Reading: Goffman, E. (1974). Frame analysis: An essay on the organization of experience. Cambridge, MA: Harvard.
Goffman was a sociologist, but he wrote like a philosopher. In Frame Analysis he pushes some ideas out pretty far, thinking about how many frames within frames can be embedded in a social context before it passes our ability to understand. One of the clearer examples involves a play whose characters are themselves actors, rehearsing a scene in a play-within-the-play. Who are these people “really,” and what is the proper context for interpreting their actions? Aside from the “proper” context, what happens when participants in such a scene have different interpretations among themselves? How can they sort it out?

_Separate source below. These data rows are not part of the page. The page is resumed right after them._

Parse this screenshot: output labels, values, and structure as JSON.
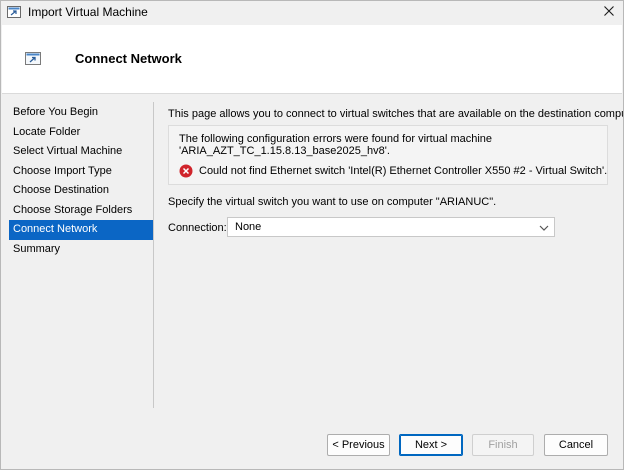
{
  "window": {
    "title": "Import Virtual Machine"
  },
  "header": {
    "title": "Connect Network"
  },
  "nav": {
    "items": [
      {
        "label": "Before You Begin"
      },
      {
        "label": "Locate Folder"
      },
      {
        "label": "Select Virtual Machine"
      },
      {
        "label": "Choose Import Type"
      },
      {
        "label": "Choose Destination"
      },
      {
        "label": "Choose Storage Folders"
      },
      {
        "label": "Connect Network"
      },
      {
        "label": "Summary"
      }
    ],
    "active": "Connect Network"
  },
  "content": {
    "intro": "This page allows you to connect to virtual switches that are available on the destination computer.",
    "error_box": {
      "line1": "The following configuration errors were found for virtual machine",
      "line2": "'ARIA_AZT_TC_1.15.8.13_base2025_hv8'.",
      "message": "Could not find Ethernet switch 'Intel(R) Ethernet Controller X550 #2 - Virtual Switch'."
    },
    "specify": "Specify the virtual switch you want to use on computer \"ARIANUC\".",
    "connection_label": "Connection:",
    "connection_value": "None"
  },
  "buttons": {
    "previous": "< Previous",
    "next": "Next >",
    "finish": "Finish",
    "cancel": "Cancel"
  },
  "colors": {
    "accent": "#0b66c5",
    "error": "#d0242b"
  },
  "icons": {
    "title": "vm-import-icon",
    "header": "vm-import-icon",
    "close": "close-icon",
    "error": "error-icon",
    "dropdown": "chevron-down-icon"
  }
}
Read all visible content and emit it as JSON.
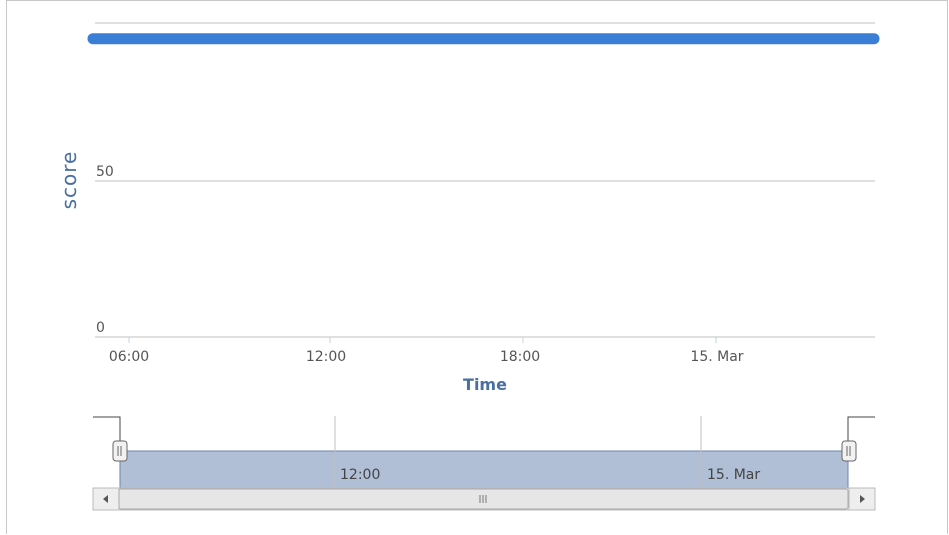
{
  "chart_data": {
    "type": "line",
    "title": "",
    "xlabel": "Time",
    "ylabel": "score",
    "x_ticks": [
      "06:00",
      "12:00",
      "18:00",
      "15. Mar"
    ],
    "y_ticks": [
      0,
      50
    ],
    "ylim": [
      0,
      100
    ],
    "xlim": [
      "14 Mar 05:00",
      "15 Mar 04:30"
    ],
    "series": [
      {
        "x": [
          "14 Mar 05:00",
          "15 Mar 04:30"
        ],
        "values": [
          95,
          95
        ]
      }
    ],
    "series_color": "#3a7fd5",
    "grid": true,
    "navigator": {
      "x_ticks": [
        "12:00",
        "15. Mar"
      ],
      "range": [
        "14 Mar 05:00",
        "15 Mar 04:30"
      ],
      "handle_left": "||",
      "handle_right": "||",
      "scroll_left_icon": "arrow-left-icon",
      "scroll_right_icon": "arrow-right-icon",
      "scroll_grip": "III"
    }
  }
}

And what happens if they don’t?
Goffman pushed this idea pretty far, but David Cross and Bob Odenkirk pushed it further.